• _Your goal_: In how many lines of the records does "CareGrowthAI" appear? Answer with one number.

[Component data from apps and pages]
□ □ □

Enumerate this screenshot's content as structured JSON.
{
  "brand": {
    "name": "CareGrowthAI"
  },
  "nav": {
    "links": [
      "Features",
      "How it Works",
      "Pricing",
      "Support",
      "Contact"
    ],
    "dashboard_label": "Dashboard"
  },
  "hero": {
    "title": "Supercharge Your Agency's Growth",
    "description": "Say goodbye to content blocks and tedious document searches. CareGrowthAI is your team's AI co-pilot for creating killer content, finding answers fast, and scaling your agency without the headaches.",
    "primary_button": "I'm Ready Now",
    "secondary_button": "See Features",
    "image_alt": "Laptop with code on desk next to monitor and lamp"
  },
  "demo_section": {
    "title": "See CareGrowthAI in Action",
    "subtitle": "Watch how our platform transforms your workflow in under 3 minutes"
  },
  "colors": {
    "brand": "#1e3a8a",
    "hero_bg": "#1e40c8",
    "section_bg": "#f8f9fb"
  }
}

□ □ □

• _Output_: 3